This project builds on previous research funded by the Nuffield Foundation, which developed interview procedures to improve the quality of investigative interviews with children who may have been sexually abused, but are reluctant to disclose and describe their experiences.
The rationale for this project was that better interviewing will lead, in turn, to better decision-making in both the child-protection and criminal justice arenas, ensuring that children are better protected and treated; and previous research has convincingly documented an effect on criminal convictions.
This grant funds two new elements in this ongoing research endeavour. The first aims to assess the value of cognitively and emotionally supportive practices when interviewing young alleged offenders. The second questions the received wisdom that conducting multiple interviews with suspected victims of crime inevitably leads to suggestion and coercion by the interviewer. This is important because around half of suspected victims fail to disclose when interviewed only once, and multiple emotionally supportive interviews could represent a useful tool to elicit disclosure.
Grant amount and duration
January 2013 - December 2018
- The impact of anti-social behaviour interventions on young people
- Trialling an executive function training intervention for preschoolers
- A review of interventions to improve primary school maths achievement
- Evaluating an innovative classroom reading intervention in Years 2 and 3
- Inequalities in child welfare intervention rates

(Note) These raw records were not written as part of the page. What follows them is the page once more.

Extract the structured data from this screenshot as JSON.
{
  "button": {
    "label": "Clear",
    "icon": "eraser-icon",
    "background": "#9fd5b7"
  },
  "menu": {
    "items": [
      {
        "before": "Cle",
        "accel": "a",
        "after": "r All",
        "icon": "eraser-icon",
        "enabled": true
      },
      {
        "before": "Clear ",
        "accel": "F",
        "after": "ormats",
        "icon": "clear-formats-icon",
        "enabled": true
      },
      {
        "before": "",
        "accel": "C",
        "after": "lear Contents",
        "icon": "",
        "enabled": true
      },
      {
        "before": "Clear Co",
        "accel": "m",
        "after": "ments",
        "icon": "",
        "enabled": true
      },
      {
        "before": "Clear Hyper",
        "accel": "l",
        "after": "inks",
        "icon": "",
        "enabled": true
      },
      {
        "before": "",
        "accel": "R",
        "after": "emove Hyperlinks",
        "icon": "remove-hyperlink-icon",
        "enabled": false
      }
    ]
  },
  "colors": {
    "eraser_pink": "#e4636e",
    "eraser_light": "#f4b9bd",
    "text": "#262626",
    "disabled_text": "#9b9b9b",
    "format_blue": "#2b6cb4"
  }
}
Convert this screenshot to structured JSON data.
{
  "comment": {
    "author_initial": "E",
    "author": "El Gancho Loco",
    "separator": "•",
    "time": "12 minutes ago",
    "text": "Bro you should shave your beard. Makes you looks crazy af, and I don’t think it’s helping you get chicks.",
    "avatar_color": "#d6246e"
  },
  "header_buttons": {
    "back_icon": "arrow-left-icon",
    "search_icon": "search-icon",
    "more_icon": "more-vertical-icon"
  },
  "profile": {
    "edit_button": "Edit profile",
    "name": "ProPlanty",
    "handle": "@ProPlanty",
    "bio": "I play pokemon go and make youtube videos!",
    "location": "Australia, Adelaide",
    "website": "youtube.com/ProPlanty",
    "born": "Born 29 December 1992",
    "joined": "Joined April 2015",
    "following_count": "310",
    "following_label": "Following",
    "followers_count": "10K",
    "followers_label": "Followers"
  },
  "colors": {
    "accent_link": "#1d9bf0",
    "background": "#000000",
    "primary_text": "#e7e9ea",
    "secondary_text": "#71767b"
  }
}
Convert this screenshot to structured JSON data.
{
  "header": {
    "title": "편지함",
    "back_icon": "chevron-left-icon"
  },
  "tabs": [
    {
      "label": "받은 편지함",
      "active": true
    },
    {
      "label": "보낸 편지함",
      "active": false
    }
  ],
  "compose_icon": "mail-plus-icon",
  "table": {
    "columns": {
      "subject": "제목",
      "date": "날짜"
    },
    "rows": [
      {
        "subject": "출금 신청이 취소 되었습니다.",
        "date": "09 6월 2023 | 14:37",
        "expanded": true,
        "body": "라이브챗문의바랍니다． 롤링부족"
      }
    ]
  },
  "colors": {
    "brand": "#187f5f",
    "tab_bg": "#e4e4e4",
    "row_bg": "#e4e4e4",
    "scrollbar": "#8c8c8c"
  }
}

- Understanding men’s perspectives on encounters with the child protection system
- Developing the most promising parental involvement interventions